Withered Friendships verse Godly Friendships
Sometimes the only way to move forward is for us to commit to walking away from friendships that have kept us from growing, so we face the reality that perhaps it is time to leave those friendships behind. Back in the 1960’s I hung around with a group of friends in Berkeley, California, where we’d gather in a coffee house, talking about the poetry books we were going to publish, and the novels we were going to write, but all we did was talk. We were all trapped in behavioral patterns that had become habitual, and we felt helpless in our attempt to make something of our lives.
Maturing spiritually and psychologically as humans is often fraught with failure, and we find ourselves stuck in relationships that are, ultimately, detrimental to spiritual and emotional growth. Progress feels more like a treadmill, seemingly moving forward, yet noticing the scenery is remaining static.
Many people have reported their sense of isolation since the beginning of the pandemic shutdown. People have reported, according to a national survey, a sense of loneliness, having lost personal friendships that were often decades old. Since the beginning of the Covid lockdown, I personally have had three dear friends walk away, two of them verbally telling me they no longer wanted me as a friend, and one simply refusing every invitation to get together for lunch, or even the chance to personally speak over the phone.
Back in my Berkeley days, one young man shocked the rest of us when he announced he was no longer going to meet with us in our favorite coffee house, having decided it was just a waste of time. If he was ever going to make something of himself, he explained, he needed to make the break. He shared his goal to attend medical school, and needed to put all his energy into completing his college degree with the best grades he could possibly get. We all tried to convince him that he could accomplish all of that without abandoning the coffee house scene, but he wasn’t convinced. That was the last afternoon he’d ever join the rest of us.
Sometimes the only way to make the changes in our lives that are needed for spiritual growth is to walk away from relationships that are keeping us stuck. As Christians, it does make a difference who we hang out with. If you have friendships with individuals who are simply not interested in things of a spiritual nature, you will find yourself wasting precious moments in your journey to God. If you have friends who decide to dump you, perhaps a closer look will reveal it is the best thing that could happen to you.
Having friendships with fellow Christians is the only way we can keep ourselves centered in Christ. If we want to deepen our faith, spending time with people who desire the very same thing is the very best thing that could happen to us. Building a stronger relationship with Christ by spending time with people whose values are the same, is truly the right move. Clinging to friendships that are not providing a strong spiritual bond can be counter productive to a truly fulfilled life. The time God has allotted us must not be squandered. If we keep company with people whose goals are of a spiritual nature, and whose lives are centered in Christ, our goals will be the same, and we will grow as Christians. Sometimes the withering of a friendship can be the very best thing that could happen to us.
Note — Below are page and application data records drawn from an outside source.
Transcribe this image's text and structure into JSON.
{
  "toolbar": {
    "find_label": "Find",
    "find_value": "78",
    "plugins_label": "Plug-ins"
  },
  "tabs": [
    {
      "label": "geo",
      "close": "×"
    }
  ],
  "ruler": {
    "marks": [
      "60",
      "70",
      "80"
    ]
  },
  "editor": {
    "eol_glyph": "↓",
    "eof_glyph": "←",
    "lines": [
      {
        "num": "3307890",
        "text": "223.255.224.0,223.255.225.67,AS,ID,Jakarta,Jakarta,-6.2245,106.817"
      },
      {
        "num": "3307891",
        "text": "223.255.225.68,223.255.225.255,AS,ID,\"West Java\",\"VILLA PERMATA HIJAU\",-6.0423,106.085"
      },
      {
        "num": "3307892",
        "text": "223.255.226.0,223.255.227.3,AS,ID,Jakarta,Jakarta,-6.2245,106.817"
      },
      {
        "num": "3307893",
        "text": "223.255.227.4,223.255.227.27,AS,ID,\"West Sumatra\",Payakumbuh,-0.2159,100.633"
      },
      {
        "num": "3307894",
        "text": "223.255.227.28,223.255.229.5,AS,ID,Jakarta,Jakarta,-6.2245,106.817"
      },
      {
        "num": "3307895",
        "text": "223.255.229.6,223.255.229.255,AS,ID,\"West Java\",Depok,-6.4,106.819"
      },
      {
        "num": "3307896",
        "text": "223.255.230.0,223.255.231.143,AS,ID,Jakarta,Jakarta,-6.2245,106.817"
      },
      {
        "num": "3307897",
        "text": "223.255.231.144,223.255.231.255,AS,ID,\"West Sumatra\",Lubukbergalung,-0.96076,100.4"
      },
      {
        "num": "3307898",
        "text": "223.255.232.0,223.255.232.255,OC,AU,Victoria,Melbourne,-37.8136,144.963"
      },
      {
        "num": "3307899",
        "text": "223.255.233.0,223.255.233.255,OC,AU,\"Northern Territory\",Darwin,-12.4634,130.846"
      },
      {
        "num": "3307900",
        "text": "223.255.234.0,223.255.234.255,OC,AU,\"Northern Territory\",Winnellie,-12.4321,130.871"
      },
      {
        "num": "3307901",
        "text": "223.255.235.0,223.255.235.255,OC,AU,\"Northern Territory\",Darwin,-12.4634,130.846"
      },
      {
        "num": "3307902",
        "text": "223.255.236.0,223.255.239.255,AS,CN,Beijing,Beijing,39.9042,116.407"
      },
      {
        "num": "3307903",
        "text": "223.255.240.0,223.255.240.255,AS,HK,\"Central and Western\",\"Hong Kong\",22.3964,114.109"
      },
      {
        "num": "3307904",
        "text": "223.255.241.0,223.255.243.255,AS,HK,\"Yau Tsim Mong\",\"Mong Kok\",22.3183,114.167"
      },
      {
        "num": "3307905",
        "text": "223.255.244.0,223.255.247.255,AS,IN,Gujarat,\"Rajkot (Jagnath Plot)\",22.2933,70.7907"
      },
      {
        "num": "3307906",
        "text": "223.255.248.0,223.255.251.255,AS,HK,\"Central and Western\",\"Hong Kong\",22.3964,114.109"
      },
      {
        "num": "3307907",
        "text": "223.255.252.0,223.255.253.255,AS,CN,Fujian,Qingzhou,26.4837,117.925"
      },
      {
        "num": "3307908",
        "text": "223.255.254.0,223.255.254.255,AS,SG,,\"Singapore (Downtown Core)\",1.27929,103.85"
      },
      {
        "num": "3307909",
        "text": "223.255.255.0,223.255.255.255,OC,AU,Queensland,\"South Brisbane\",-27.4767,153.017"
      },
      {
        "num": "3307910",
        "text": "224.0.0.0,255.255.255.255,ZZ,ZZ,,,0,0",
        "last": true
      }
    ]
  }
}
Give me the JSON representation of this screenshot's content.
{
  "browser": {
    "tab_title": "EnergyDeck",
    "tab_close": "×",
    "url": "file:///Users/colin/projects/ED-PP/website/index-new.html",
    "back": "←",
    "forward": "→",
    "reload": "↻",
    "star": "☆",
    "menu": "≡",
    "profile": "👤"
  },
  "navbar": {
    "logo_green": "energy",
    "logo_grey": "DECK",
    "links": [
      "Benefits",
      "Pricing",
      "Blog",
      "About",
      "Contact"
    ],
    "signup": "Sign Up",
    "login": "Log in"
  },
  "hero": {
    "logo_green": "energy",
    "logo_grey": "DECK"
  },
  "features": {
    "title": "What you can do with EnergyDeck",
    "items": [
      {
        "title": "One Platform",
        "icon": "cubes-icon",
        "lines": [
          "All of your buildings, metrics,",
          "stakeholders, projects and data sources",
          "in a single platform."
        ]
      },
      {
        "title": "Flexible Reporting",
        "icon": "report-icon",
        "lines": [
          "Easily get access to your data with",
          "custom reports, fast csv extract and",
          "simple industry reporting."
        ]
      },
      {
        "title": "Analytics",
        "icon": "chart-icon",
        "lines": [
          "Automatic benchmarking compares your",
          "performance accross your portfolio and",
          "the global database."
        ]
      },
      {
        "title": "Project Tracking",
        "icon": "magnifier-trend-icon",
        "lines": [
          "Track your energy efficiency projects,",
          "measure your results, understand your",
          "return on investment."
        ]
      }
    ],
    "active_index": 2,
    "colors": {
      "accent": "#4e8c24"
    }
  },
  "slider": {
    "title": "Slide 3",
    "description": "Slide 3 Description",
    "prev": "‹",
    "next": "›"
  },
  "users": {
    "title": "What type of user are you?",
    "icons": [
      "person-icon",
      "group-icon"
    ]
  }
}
With love in Christ,
About the author
Fr. Tryphon is the Abbot of the Monastery of the All-Merciful Saviour, which was established in 1986 by Archimandrite Dimitry (Egoroff) of blessed memory. The Monastery is under the omophore of His Eminence Kyrill, Archbishop of San Francisco and Western America, of the Russian Orthodox Church Outside of Russia.